### Work order
For every line of the records below that holds "structured", add one. Give only the final total.
════
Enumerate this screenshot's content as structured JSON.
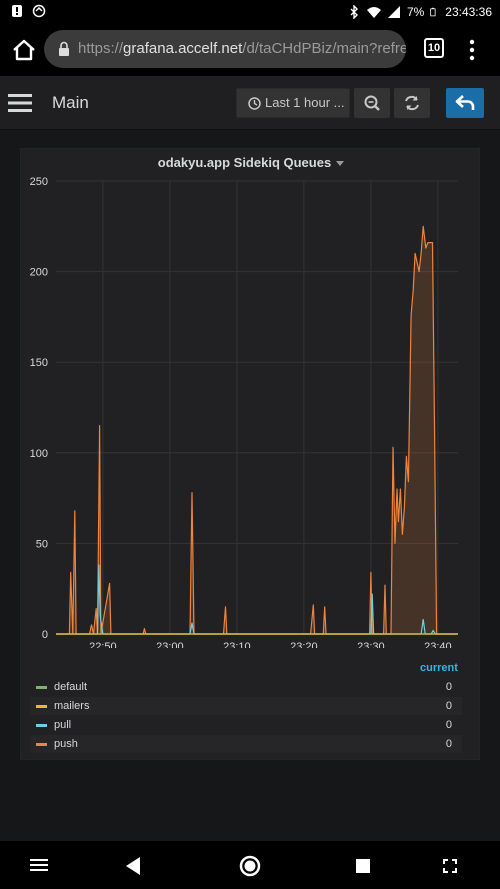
{
  "status_bar": {
    "battery": "7%",
    "time": "23:43:36",
    "icons": [
      "alert-icon",
      "sync-icon",
      "bluetooth-icon",
      "wifi-icon",
      "signal-icon",
      "battery-icon"
    ]
  },
  "browser": {
    "url_scheme": "https://",
    "url_host": "grafana.accelf.net",
    "url_path": "/d/taCHdPBiz/main?refres",
    "tab_count": "10"
  },
  "app_bar": {
    "title": "Main",
    "time_range": "Last 1 hour ..."
  },
  "panel": {
    "title": "odakyu.app Sidekiq Queues"
  },
  "legend": {
    "header": "current",
    "items": [
      {
        "name": "default",
        "value": "0",
        "color": "#7eb26d"
      },
      {
        "name": "mailers",
        "value": "0",
        "color": "#eab839"
      },
      {
        "name": "pull",
        "value": "0",
        "color": "#6ed0e0"
      },
      {
        "name": "push",
        "value": "0",
        "color": "#ef843c"
      }
    ]
  },
  "chart_data": {
    "type": "line",
    "x_ticks": [
      "22:50",
      "23:00",
      "23:10",
      "23:20",
      "23:30",
      "23:40"
    ],
    "y_ticks": [
      "0",
      "50",
      "100",
      "150",
      "200",
      "250"
    ],
    "xlim": [
      "22:43",
      "23:43"
    ],
    "ylim": [
      0,
      250
    ],
    "grid": true,
    "legend_placement": "bottom",
    "series": [
      {
        "name": "push",
        "color": "#ef843c",
        "fill": true,
        "points": [
          [
            0,
            0
          ],
          [
            2,
            0
          ],
          [
            2.2,
            34
          ],
          [
            2.5,
            0
          ],
          [
            2.8,
            68
          ],
          [
            3.0,
            0
          ],
          [
            5,
            0
          ],
          [
            5.3,
            5
          ],
          [
            5.6,
            0
          ],
          [
            6,
            14
          ],
          [
            6.2,
            0
          ],
          [
            6.5,
            115
          ],
          [
            6.7,
            0
          ],
          [
            8,
            28
          ],
          [
            8.2,
            0
          ],
          [
            13,
            0
          ],
          [
            13.2,
            3
          ],
          [
            13.4,
            0
          ],
          [
            20,
            0
          ],
          [
            20.3,
            78
          ],
          [
            20.6,
            0
          ],
          [
            25,
            0
          ],
          [
            25.3,
            15
          ],
          [
            25.5,
            0
          ],
          [
            38,
            0
          ],
          [
            38.4,
            16
          ],
          [
            38.6,
            0
          ],
          [
            39.9,
            0
          ],
          [
            40.1,
            15
          ],
          [
            40.3,
            0
          ],
          [
            46.8,
            0
          ],
          [
            47.0,
            34
          ],
          [
            47.2,
            0
          ],
          [
            48.9,
            0
          ],
          [
            49.1,
            27
          ],
          [
            49.3,
            0
          ],
          [
            50,
            0
          ],
          [
            50.3,
            103
          ],
          [
            50.6,
            50
          ],
          [
            50.9,
            80
          ],
          [
            51.1,
            62
          ],
          [
            51.4,
            80
          ],
          [
            51.7,
            55
          ],
          [
            52,
            70
          ],
          [
            52.3,
            98
          ],
          [
            52.6,
            84
          ],
          [
            53,
            176
          ],
          [
            53.3,
            189
          ],
          [
            53.6,
            210
          ],
          [
            53.9,
            205
          ],
          [
            54.2,
            200
          ],
          [
            54.5,
            210
          ],
          [
            54.8,
            225
          ],
          [
            55.2,
            213
          ],
          [
            55.5,
            216
          ],
          [
            56.2,
            216
          ],
          [
            56.5,
            110
          ],
          [
            56.8,
            0
          ],
          [
            60,
            0
          ]
        ]
      },
      {
        "name": "pull",
        "color": "#6ed0e0",
        "fill": false,
        "points": [
          [
            0,
            0
          ],
          [
            6.2,
            0
          ],
          [
            6.4,
            38
          ],
          [
            6.6,
            10
          ],
          [
            7.0,
            0
          ],
          [
            20,
            0
          ],
          [
            20.3,
            6
          ],
          [
            20.6,
            0
          ],
          [
            47,
            0
          ],
          [
            47.2,
            22
          ],
          [
            47.4,
            0
          ],
          [
            54.5,
            0
          ],
          [
            54.8,
            8
          ],
          [
            55.1,
            0
          ],
          [
            56,
            0
          ],
          [
            56.3,
            2
          ],
          [
            56.6,
            0
          ],
          [
            60,
            0
          ]
        ]
      },
      {
        "name": "default",
        "color": "#7eb26d",
        "fill": false,
        "points": [
          [
            0,
            0
          ],
          [
            60,
            0
          ]
        ]
      },
      {
        "name": "mailers",
        "color": "#eab839",
        "fill": false,
        "points": [
          [
            0,
            0
          ],
          [
            60,
            0
          ]
        ]
      }
    ]
  }
}
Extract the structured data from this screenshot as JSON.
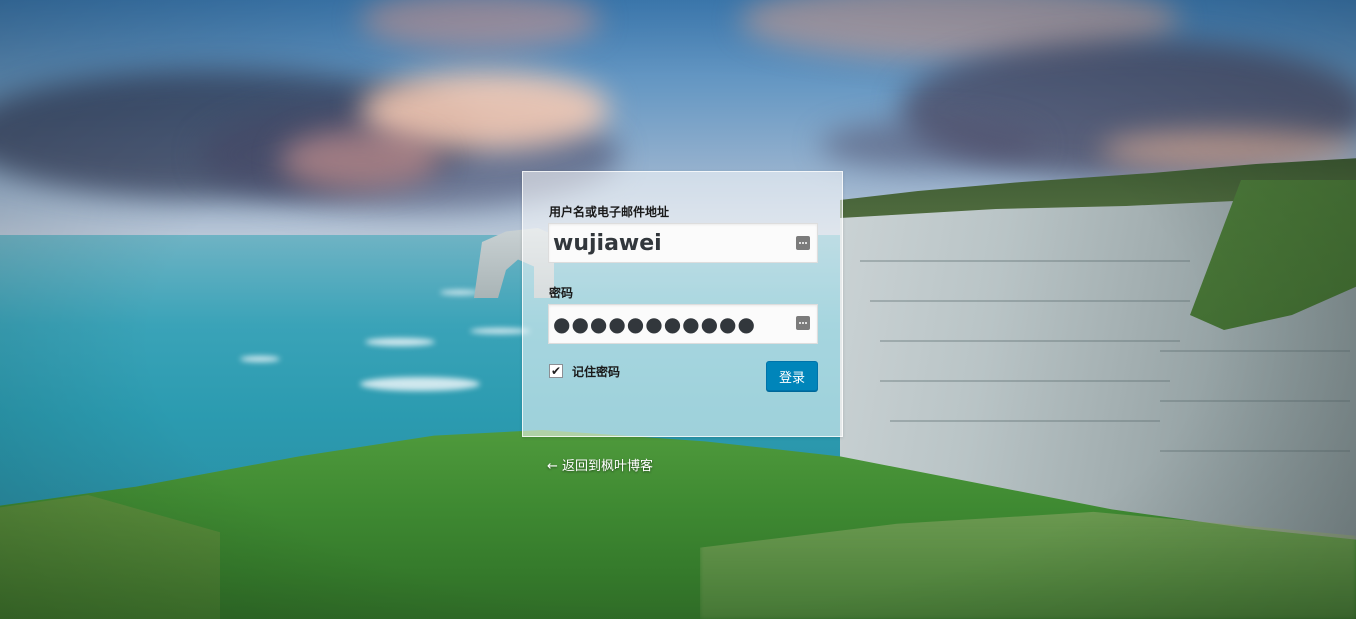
{
  "login_form": {
    "username_label": "用户名或电子邮件地址",
    "username_value": "wujiawei",
    "password_label": "密码",
    "password_value": "●●●●●●●●●●●",
    "remember_label": "记住密码",
    "remember_checked": true,
    "remember_check_glyph": "✔",
    "submit_label": "登录"
  },
  "back_link": {
    "text": "← 返回到枫叶博客"
  },
  "colors": {
    "primary_button": "#0085ba",
    "panel_background": "rgba(255,255,255,0.55)"
  },
  "icons": {
    "field_icon": "password-manager-key-icon"
  }
}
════
### Written reply
2